Work instruction:
Tally the lines of the records that contain the string "this", then give the total and nothing more.

Source data:
================================

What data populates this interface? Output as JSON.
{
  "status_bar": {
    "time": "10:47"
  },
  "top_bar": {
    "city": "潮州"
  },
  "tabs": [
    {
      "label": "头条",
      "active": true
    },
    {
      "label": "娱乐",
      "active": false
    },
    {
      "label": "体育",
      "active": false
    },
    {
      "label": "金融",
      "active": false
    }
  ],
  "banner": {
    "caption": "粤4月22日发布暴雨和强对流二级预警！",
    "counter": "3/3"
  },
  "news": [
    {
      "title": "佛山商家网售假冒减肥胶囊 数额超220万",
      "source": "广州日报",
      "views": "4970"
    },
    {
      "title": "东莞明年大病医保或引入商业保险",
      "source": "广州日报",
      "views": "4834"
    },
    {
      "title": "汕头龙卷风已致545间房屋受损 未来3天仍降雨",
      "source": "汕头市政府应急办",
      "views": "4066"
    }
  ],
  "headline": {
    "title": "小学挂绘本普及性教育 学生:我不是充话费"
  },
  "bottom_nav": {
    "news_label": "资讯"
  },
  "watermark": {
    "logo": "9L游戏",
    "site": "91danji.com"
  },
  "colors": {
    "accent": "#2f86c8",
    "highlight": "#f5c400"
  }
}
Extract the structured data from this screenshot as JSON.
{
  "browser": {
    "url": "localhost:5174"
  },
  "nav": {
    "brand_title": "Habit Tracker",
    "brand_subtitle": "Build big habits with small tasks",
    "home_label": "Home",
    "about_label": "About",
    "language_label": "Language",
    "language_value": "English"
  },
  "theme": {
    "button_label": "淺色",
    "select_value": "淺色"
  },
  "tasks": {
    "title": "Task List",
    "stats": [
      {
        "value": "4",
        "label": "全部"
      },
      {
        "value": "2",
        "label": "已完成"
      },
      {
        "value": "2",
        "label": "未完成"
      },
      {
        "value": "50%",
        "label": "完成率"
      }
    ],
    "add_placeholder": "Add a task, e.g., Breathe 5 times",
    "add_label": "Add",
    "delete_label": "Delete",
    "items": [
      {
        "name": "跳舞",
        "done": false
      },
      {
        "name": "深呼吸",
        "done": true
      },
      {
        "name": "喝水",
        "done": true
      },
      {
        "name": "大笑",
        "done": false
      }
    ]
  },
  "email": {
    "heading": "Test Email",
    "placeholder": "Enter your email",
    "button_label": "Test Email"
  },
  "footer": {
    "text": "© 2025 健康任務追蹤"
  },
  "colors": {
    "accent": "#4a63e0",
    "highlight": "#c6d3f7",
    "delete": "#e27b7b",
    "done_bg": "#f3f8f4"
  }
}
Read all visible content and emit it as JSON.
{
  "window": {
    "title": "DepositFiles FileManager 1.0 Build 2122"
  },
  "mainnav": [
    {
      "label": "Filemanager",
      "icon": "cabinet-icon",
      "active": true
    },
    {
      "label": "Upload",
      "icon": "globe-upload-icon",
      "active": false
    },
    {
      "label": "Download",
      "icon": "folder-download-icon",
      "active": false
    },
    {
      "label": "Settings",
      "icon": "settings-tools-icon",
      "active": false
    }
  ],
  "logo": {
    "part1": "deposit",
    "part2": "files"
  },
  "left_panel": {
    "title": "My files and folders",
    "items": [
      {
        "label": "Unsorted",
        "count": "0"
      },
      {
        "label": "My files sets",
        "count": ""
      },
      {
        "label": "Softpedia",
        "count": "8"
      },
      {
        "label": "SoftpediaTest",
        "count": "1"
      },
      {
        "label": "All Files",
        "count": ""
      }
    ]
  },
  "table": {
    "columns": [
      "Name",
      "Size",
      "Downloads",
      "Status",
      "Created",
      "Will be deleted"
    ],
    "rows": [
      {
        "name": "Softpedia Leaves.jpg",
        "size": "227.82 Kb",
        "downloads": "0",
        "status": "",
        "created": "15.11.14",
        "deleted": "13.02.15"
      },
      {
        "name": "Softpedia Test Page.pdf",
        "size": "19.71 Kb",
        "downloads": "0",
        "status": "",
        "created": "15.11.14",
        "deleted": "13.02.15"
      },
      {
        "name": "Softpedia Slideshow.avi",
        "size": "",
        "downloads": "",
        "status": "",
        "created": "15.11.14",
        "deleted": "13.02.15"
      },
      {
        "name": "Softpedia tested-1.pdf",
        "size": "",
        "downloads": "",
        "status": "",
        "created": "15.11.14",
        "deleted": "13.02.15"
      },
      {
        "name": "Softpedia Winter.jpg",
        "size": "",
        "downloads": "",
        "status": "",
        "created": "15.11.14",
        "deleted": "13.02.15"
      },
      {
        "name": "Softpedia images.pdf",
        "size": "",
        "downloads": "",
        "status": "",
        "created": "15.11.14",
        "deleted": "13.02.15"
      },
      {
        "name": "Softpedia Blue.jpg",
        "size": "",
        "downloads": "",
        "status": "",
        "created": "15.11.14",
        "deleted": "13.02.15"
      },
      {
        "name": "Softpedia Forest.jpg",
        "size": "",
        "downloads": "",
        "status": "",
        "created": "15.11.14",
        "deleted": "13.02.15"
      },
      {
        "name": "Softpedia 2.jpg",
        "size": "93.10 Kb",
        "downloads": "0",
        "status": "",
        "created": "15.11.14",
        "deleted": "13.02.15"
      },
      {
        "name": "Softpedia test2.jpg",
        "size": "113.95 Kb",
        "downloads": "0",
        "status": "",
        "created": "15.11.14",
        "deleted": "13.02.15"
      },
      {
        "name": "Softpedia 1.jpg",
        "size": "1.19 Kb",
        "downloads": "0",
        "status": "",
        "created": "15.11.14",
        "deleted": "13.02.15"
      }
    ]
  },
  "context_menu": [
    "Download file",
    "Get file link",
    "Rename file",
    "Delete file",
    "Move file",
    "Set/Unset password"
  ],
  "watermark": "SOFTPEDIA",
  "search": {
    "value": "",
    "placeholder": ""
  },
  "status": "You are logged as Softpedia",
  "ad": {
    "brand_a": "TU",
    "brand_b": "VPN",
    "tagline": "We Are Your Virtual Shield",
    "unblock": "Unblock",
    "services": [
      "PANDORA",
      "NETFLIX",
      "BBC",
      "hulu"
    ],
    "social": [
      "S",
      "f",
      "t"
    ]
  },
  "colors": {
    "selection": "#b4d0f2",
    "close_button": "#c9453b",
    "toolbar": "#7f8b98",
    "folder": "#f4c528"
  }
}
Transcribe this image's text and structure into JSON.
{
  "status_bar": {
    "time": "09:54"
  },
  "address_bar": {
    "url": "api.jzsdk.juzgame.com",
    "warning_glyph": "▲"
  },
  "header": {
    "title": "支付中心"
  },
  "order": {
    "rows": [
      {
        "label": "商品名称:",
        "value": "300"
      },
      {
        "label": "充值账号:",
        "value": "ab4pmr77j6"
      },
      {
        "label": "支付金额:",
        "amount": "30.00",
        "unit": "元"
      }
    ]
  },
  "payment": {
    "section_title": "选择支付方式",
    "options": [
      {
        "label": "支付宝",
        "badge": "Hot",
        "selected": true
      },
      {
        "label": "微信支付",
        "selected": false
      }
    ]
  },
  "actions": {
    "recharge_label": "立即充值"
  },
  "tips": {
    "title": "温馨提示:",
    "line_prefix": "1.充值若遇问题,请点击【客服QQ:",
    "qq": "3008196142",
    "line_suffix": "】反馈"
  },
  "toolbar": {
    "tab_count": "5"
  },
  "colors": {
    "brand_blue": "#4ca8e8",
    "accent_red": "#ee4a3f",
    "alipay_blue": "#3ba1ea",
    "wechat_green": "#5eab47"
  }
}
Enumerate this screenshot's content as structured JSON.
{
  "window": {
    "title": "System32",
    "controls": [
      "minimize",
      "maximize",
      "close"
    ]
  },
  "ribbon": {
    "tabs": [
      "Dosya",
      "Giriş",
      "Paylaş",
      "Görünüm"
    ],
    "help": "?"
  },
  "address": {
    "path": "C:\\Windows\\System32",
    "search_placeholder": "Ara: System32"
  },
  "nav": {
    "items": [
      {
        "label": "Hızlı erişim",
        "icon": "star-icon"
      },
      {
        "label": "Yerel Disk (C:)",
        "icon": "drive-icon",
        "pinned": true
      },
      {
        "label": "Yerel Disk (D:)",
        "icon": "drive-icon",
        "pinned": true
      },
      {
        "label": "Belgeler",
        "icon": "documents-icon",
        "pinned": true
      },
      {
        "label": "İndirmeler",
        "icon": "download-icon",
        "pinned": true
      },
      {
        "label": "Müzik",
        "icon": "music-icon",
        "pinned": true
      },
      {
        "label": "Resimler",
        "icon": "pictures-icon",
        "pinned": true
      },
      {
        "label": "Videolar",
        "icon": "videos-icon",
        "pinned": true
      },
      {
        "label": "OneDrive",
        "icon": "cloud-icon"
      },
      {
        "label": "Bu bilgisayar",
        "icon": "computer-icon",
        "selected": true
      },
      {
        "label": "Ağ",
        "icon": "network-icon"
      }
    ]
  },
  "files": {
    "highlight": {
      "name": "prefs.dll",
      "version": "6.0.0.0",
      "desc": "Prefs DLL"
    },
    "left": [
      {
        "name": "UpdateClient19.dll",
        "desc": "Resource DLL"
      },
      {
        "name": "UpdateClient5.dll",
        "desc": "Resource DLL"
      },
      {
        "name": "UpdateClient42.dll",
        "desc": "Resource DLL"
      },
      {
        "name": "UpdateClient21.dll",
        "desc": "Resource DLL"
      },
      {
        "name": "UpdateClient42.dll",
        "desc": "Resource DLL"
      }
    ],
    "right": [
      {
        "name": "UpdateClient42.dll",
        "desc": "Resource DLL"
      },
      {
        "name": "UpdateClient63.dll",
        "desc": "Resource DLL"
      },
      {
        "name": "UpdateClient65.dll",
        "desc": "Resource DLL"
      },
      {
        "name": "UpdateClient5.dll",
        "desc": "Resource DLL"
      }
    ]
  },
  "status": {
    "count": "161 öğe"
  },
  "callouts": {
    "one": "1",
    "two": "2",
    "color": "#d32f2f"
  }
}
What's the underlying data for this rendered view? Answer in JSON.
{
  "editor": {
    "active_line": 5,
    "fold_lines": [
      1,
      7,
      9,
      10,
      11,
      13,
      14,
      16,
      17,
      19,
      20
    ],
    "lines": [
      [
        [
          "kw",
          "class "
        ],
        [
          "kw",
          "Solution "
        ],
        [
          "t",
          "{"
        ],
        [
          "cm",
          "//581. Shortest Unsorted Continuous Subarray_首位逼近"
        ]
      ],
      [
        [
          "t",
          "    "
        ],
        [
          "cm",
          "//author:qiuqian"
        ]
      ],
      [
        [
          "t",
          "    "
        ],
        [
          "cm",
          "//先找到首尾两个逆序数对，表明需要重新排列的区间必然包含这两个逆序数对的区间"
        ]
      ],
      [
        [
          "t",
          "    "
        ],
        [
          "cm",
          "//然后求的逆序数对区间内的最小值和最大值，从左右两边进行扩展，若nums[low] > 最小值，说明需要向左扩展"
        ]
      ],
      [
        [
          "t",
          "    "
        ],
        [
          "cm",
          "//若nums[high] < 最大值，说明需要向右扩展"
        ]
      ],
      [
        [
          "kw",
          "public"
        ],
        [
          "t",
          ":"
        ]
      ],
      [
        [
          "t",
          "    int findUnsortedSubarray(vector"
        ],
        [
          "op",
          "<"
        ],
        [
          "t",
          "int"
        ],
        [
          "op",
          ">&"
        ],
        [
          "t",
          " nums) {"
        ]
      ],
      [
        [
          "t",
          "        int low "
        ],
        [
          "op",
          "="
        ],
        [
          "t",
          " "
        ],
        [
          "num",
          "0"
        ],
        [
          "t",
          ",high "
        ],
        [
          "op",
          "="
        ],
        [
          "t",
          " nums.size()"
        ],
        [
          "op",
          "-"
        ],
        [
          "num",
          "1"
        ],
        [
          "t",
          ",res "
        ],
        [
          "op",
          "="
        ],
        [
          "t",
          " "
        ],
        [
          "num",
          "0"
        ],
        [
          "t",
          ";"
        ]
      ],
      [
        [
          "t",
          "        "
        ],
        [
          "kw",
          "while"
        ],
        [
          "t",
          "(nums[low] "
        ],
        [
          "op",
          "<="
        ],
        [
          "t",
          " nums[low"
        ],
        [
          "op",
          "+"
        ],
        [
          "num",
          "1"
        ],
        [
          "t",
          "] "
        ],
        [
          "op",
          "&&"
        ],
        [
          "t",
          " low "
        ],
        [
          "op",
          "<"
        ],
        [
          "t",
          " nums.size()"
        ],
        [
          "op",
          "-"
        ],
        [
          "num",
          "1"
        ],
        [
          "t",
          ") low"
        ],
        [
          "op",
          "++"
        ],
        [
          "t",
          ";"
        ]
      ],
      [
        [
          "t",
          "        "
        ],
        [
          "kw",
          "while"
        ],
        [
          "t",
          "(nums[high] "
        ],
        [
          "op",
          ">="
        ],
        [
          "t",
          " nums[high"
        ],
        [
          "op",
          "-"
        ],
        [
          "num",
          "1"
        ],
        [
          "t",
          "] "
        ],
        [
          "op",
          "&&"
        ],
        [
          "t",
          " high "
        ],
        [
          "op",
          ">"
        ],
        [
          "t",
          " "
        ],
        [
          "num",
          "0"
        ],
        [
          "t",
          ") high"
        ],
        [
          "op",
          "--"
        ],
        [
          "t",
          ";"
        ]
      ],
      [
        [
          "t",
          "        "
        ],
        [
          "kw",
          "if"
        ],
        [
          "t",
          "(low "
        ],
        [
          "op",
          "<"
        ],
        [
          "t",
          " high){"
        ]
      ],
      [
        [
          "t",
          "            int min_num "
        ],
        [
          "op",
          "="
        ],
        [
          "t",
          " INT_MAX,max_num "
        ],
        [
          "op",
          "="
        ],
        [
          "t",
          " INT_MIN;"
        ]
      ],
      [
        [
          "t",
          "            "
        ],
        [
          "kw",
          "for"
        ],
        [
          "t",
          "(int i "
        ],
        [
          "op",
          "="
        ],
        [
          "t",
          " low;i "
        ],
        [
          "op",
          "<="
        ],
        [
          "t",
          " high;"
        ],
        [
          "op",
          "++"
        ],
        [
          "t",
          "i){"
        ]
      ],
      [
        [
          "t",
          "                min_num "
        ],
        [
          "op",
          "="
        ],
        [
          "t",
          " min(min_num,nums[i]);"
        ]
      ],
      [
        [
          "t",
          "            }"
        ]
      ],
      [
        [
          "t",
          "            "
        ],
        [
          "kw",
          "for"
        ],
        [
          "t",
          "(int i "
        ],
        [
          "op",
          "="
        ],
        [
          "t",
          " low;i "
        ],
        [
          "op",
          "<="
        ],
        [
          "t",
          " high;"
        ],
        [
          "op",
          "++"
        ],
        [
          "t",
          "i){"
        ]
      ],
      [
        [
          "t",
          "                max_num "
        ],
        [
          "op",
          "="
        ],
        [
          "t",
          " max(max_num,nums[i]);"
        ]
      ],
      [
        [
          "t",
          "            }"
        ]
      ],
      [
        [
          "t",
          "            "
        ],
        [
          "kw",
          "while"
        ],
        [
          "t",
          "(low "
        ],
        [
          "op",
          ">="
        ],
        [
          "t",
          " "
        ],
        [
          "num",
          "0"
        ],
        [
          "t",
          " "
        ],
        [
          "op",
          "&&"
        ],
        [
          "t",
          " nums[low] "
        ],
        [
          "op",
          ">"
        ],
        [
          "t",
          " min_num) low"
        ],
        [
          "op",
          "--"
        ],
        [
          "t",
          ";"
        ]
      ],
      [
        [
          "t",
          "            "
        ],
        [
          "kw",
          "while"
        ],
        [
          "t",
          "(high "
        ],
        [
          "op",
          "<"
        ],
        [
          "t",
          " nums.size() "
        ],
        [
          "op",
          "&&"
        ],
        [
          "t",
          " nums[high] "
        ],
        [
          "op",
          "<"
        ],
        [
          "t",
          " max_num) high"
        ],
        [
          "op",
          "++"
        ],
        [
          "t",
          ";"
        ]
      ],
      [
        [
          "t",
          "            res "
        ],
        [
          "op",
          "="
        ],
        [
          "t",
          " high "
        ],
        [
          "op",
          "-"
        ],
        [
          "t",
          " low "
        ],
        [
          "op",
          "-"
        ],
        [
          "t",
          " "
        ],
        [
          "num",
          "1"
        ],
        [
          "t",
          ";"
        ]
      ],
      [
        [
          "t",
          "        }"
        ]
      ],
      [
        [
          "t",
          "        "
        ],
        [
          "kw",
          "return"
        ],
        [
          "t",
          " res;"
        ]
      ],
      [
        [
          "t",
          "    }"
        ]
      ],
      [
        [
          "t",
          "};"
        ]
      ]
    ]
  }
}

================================

Answer to the exercise:
5